START Exercise inputs

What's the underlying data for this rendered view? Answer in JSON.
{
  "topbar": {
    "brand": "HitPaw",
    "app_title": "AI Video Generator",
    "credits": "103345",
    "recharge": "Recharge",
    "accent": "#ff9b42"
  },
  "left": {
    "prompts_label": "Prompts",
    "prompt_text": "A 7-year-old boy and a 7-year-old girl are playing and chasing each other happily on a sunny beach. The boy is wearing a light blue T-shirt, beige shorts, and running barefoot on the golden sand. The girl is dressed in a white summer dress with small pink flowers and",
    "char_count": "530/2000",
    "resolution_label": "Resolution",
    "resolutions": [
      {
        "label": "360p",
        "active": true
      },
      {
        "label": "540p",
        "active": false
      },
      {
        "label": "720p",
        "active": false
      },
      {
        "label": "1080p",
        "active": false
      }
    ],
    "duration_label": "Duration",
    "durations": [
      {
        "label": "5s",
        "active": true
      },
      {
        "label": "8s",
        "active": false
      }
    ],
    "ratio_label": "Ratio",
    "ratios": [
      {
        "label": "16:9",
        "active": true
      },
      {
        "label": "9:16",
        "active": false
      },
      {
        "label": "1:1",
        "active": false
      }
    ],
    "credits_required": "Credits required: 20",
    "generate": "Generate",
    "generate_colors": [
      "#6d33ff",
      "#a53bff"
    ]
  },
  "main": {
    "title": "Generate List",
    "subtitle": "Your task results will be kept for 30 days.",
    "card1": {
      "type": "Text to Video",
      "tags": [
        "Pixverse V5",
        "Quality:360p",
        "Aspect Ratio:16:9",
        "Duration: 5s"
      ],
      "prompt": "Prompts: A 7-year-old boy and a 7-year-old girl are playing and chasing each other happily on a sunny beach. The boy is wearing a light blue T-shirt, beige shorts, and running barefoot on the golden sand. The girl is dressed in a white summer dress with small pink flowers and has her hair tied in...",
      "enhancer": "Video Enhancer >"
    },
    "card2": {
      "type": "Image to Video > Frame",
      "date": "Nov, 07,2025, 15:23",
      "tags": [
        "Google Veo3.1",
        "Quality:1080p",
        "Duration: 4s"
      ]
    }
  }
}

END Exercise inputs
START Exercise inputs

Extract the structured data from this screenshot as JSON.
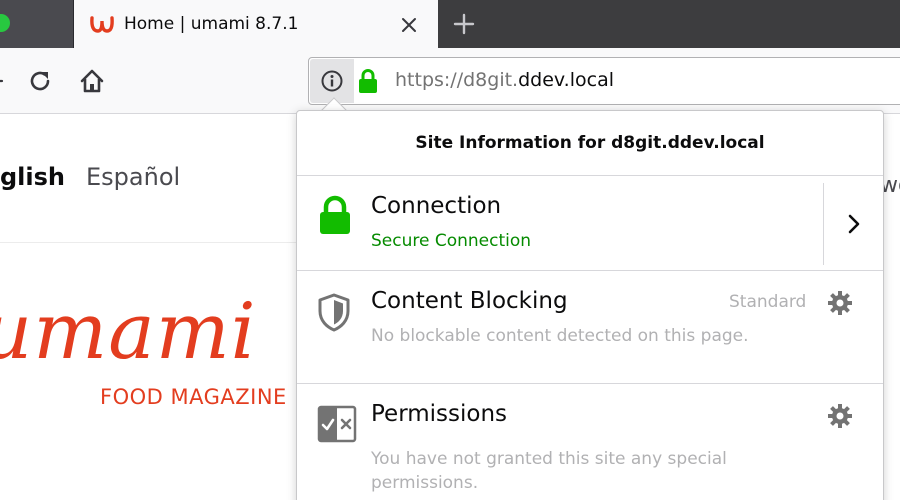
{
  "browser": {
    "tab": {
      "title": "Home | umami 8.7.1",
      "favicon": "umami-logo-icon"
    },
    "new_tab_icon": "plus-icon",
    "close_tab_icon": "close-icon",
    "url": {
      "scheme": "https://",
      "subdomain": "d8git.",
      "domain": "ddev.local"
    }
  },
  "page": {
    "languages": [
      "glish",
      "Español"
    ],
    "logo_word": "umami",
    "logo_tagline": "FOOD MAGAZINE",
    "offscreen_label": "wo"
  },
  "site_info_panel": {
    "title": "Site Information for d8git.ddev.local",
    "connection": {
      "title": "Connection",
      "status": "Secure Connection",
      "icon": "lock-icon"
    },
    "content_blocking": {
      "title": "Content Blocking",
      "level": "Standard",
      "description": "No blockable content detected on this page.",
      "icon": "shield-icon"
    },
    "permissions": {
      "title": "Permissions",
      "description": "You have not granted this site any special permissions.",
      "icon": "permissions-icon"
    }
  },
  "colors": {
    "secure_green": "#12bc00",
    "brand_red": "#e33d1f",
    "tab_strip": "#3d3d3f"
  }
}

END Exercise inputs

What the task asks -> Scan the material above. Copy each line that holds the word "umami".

Task answer ->
      "title": "Home | umami 8.7.1",
      "favicon": "umami-logo-icon"
    "logo_word": "umami",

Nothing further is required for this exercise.